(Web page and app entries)
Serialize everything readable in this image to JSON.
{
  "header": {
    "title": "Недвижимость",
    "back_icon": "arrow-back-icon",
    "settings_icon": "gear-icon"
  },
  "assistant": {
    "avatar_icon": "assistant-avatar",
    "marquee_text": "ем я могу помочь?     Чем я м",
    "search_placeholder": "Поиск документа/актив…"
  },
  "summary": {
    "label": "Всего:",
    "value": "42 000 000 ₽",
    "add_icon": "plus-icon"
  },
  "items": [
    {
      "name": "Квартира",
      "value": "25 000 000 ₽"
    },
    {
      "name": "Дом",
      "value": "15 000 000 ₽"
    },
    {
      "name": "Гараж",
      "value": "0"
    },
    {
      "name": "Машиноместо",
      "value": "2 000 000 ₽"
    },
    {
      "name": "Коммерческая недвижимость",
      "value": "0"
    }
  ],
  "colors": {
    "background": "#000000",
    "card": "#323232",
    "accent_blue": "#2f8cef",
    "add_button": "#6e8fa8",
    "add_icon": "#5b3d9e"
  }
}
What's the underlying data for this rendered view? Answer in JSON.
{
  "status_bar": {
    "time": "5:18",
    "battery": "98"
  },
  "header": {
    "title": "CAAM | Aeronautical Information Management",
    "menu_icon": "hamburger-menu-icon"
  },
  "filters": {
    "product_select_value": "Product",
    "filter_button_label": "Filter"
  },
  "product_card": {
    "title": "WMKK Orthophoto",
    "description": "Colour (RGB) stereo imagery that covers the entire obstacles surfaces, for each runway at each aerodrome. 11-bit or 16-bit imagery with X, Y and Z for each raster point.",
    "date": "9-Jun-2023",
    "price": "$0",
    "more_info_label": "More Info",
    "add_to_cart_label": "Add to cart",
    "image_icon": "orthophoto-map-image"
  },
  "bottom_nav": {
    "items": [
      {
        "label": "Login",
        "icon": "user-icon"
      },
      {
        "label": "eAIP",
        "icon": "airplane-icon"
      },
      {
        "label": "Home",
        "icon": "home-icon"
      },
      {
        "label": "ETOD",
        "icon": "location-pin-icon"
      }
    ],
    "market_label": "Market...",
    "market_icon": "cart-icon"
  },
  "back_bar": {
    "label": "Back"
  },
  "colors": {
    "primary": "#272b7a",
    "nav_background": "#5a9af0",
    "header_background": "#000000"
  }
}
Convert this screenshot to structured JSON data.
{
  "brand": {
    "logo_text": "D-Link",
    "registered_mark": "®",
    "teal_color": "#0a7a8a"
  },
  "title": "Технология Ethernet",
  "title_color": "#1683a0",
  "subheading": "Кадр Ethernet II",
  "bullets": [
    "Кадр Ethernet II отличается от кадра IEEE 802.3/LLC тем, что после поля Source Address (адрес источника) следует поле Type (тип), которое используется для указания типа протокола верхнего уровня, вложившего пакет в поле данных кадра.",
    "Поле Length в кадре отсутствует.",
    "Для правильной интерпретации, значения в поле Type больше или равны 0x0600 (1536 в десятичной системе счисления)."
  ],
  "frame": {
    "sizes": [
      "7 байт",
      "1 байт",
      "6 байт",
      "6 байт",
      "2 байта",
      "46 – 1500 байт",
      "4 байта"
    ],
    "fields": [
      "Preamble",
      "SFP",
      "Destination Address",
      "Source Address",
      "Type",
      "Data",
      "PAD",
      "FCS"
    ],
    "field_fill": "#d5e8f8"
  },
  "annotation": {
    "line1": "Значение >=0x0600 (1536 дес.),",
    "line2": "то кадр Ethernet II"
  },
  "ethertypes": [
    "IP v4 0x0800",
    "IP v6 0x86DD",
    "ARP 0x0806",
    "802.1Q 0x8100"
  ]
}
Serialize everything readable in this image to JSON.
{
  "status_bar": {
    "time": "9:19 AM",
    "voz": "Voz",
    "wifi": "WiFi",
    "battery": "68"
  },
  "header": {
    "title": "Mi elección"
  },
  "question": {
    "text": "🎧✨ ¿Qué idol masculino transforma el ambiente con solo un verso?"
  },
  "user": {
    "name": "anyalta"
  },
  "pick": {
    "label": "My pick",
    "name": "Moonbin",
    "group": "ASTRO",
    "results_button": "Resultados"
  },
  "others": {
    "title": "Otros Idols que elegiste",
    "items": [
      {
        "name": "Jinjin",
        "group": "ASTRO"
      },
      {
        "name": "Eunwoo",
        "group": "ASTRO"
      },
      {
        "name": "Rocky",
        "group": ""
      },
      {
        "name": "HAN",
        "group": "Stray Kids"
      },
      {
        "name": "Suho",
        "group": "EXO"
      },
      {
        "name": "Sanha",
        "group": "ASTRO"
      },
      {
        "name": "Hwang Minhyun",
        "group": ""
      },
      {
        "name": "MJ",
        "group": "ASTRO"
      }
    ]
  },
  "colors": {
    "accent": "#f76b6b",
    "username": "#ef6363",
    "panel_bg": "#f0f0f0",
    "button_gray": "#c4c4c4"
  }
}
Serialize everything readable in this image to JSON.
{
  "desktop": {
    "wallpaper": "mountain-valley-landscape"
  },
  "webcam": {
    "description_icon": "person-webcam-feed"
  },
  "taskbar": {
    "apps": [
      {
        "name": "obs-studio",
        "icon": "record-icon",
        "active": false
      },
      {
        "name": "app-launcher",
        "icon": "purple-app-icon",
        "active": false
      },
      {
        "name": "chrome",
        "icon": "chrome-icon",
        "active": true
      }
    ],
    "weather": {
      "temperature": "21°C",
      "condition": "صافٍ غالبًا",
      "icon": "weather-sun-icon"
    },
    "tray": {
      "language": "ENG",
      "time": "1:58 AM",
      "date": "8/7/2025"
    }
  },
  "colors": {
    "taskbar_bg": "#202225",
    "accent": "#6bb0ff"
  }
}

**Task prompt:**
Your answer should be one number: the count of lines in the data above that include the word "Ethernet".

**Output for this task:**
4